--- RECORDS FOR THE TASK Enclosed Below ---

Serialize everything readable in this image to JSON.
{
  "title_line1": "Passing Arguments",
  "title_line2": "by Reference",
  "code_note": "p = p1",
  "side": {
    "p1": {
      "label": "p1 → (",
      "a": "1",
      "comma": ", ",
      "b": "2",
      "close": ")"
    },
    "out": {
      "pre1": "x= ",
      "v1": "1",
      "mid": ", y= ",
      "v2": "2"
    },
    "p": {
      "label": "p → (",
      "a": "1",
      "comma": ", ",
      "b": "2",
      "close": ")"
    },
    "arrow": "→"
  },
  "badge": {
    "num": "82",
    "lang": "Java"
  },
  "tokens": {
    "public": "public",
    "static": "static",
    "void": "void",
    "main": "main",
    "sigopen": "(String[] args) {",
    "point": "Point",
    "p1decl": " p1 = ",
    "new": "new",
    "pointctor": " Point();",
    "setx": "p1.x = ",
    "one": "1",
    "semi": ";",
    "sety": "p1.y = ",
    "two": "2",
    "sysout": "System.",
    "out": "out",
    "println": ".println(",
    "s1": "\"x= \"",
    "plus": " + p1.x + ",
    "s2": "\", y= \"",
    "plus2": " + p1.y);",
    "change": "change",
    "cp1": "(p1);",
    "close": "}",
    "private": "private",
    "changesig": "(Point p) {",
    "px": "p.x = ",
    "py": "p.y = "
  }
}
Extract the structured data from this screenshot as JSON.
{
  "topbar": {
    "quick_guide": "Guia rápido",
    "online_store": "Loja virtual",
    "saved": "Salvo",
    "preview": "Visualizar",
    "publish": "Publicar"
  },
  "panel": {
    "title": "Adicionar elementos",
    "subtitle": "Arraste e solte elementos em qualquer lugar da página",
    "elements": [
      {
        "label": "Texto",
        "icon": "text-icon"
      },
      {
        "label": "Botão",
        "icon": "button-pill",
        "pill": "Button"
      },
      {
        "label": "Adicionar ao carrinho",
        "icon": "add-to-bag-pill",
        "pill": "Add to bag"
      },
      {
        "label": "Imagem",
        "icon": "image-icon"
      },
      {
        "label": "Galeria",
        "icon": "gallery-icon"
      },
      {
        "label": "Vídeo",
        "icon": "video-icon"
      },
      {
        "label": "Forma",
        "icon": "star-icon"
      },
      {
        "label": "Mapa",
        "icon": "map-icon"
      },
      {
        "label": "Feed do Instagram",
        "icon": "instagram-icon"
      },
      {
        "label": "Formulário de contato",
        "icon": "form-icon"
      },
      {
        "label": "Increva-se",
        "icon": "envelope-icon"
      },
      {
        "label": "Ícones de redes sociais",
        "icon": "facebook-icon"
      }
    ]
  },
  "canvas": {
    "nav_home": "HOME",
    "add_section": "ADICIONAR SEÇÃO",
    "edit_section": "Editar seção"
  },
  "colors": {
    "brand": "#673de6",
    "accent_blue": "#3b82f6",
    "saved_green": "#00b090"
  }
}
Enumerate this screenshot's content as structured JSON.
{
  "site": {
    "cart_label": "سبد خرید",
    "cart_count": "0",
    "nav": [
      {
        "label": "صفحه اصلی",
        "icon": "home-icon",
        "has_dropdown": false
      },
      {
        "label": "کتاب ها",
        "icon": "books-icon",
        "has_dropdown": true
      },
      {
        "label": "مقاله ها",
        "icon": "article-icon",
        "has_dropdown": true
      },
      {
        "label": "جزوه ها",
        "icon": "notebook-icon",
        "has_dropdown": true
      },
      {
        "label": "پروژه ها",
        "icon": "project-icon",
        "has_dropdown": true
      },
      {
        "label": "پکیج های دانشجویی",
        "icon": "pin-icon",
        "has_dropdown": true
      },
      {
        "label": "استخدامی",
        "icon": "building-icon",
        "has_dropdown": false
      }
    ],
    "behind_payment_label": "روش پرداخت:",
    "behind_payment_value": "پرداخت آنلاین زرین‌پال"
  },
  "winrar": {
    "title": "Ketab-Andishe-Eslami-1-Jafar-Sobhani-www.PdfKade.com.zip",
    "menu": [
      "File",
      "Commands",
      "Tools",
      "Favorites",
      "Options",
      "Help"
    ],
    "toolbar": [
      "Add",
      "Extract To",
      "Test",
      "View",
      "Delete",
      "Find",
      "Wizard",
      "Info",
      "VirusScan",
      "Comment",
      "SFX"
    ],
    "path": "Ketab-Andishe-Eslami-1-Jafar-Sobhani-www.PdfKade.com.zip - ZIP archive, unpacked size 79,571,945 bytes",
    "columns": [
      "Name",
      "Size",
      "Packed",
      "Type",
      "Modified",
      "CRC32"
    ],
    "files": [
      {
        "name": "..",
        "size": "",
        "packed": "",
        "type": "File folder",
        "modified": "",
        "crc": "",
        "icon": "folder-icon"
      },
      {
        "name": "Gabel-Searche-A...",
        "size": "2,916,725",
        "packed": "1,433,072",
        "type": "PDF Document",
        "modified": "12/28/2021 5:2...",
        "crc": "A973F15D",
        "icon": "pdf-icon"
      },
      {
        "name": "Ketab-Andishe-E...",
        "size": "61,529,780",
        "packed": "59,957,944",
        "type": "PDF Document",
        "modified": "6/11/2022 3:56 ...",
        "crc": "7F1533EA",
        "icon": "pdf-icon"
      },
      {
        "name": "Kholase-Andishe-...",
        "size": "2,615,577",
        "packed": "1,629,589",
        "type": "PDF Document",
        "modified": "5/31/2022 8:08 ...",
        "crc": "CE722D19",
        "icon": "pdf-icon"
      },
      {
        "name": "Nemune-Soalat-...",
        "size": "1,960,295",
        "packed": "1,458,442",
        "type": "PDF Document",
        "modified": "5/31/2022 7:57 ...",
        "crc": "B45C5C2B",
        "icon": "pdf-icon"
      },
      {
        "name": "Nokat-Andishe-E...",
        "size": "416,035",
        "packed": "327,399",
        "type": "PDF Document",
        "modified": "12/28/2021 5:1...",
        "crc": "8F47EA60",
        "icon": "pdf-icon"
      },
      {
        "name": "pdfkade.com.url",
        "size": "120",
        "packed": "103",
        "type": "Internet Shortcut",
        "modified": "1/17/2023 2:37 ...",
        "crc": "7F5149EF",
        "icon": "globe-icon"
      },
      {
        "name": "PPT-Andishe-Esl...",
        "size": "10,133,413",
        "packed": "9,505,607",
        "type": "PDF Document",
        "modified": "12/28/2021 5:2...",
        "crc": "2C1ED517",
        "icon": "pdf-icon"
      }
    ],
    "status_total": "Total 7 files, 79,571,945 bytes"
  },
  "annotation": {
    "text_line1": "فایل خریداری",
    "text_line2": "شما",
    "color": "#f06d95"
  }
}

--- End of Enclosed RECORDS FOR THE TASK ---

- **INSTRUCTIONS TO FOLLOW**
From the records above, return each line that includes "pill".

- **OUTPUT BELOW**
        "icon": "button-pill",
        "pill": "Button"
        "icon": "add-to-bag-pill",
        "pill": "Add to bag"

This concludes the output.